ASSIGNMENT >>
In the entries below, how many lines hold the string "date"? Give only the number.

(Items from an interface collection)
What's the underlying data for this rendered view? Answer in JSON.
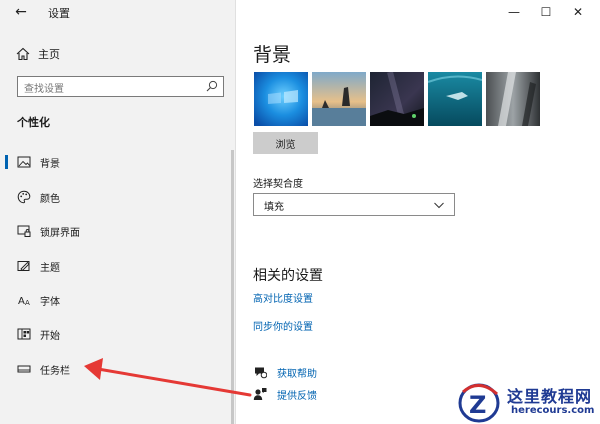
{
  "window": {
    "title": "设置",
    "back_glyph": "←",
    "minimize_glyph": "—",
    "maximize_glyph": "☐",
    "close_glyph": "✕"
  },
  "sidebar": {
    "home_label": "主页",
    "search_placeholder": "查找设置",
    "section_heading": "个性化",
    "items": [
      {
        "label": "背景",
        "icon": "picture-icon",
        "active": true
      },
      {
        "label": "颜色",
        "icon": "palette-icon",
        "active": false
      },
      {
        "label": "锁屏界面",
        "icon": "lock-screen-icon",
        "active": false
      },
      {
        "label": "主题",
        "icon": "theme-brush-icon",
        "active": false
      },
      {
        "label": "字体",
        "icon": "font-icon",
        "active": false
      },
      {
        "label": "开始",
        "icon": "start-menu-icon",
        "active": false
      },
      {
        "label": "任务栏",
        "icon": "taskbar-icon",
        "active": false
      }
    ]
  },
  "main": {
    "title": "背景",
    "browse_label": "浏览",
    "fit_label": "选择契合度",
    "fit_value": "填充",
    "related_heading": "相关的设置",
    "links": [
      "高对比度设置",
      "同步你的设置"
    ],
    "help_items": [
      {
        "label": "获取帮助",
        "icon": "help-chat-icon"
      },
      {
        "label": "提供反馈",
        "icon": "feedback-person-icon"
      }
    ]
  },
  "colors": {
    "accent": "#0063b1",
    "annotation_arrow": "#e53935"
  },
  "watermark": {
    "cn": "这里教程网",
    "en": "herecours.com"
  }
}
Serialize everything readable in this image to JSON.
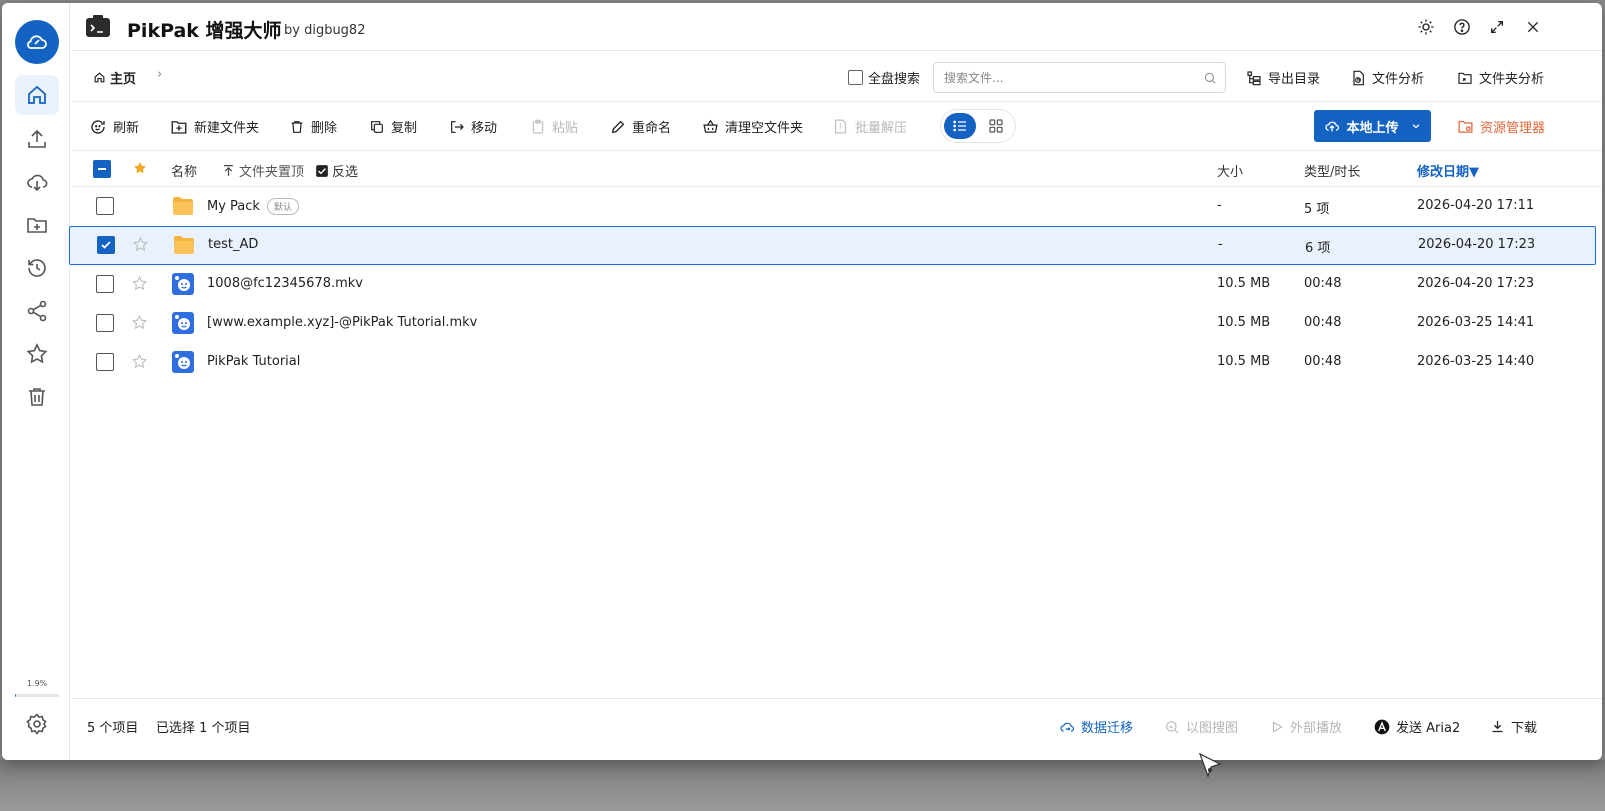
{
  "app": {
    "title": "PikPak 增强大师",
    "author": "by digbug82"
  },
  "sidebar": {
    "items": [
      {
        "name": "home",
        "icon": "home-icon",
        "active": true
      },
      {
        "name": "upload",
        "icon": "upload-icon"
      },
      {
        "name": "cloud-download",
        "icon": "cloud-download-icon"
      },
      {
        "name": "new-folder",
        "icon": "folder-plus-icon"
      },
      {
        "name": "history",
        "icon": "history-icon"
      },
      {
        "name": "share",
        "icon": "share-icon"
      },
      {
        "name": "favorites",
        "icon": "star-icon"
      },
      {
        "name": "trash",
        "icon": "trash-icon"
      }
    ],
    "usage_label": "1.9%",
    "usage_fraction": 0.019
  },
  "nav": {
    "home_label": "主页",
    "crumb_sep": "›",
    "full_disk_search": "全盘搜索",
    "search_placeholder": "搜索文件...",
    "export_dir": "导出目录",
    "file_analysis": "文件分析",
    "folder_analysis": "文件夹分析"
  },
  "toolbar": {
    "refresh": "刷新",
    "new_folder": "新建文件夹",
    "delete": "删除",
    "copy": "复制",
    "move": "移动",
    "paste": "粘贴",
    "rename": "重命名",
    "clean_empty": "清理空文件夹",
    "batch_extract": "批量解压",
    "upload": "本地上传",
    "explorer": "资源管理器"
  },
  "table": {
    "headers": {
      "name": "名称",
      "pin_folders": "文件夹置顶",
      "invert": "反选",
      "size": "大小",
      "type": "类型/时长",
      "modified": "修改日期▼"
    },
    "rows": [
      {
        "name": "My Pack",
        "tag": "默认",
        "kind": "folder",
        "size": "-",
        "type": "5 项",
        "date": "2026-04-20 17:11",
        "checked": false,
        "star": false
      },
      {
        "name": "test_AD",
        "tag": "",
        "kind": "folder",
        "size": "-",
        "type": "6 项",
        "date": "2026-04-20 17:23",
        "checked": true,
        "star": true
      },
      {
        "name": "1008@fc12345678.mkv",
        "tag": "",
        "kind": "video",
        "size": "10.5 MB",
        "type": "00:48",
        "date": "2026-04-20 17:23",
        "checked": false,
        "star": true
      },
      {
        "name": "[www.example.xyz]-@PikPak Tutorial.mkv",
        "tag": "",
        "kind": "video",
        "size": "10.5 MB",
        "type": "00:48",
        "date": "2026-03-25 14:41",
        "checked": false,
        "star": true
      },
      {
        "name": "PikPak Tutorial",
        "tag": "",
        "kind": "video",
        "size": "10.5 MB",
        "type": "00:48",
        "date": "2026-03-25 14:40",
        "checked": false,
        "star": true
      }
    ]
  },
  "footer": {
    "item_count": "5 个项目",
    "selected_count": "已选择 1 个项目",
    "data_migration": "数据迁移",
    "image_search": "以图搜图",
    "external_play": "外部播放",
    "send_aria2": "发送 Aria2",
    "download": "下载"
  },
  "colors": {
    "accent": "#1463c2",
    "explorer": "#e0663a",
    "folder": "#f5b33e",
    "selected_row": "#e8f1fc"
  }
}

FINISHED TASK >>
5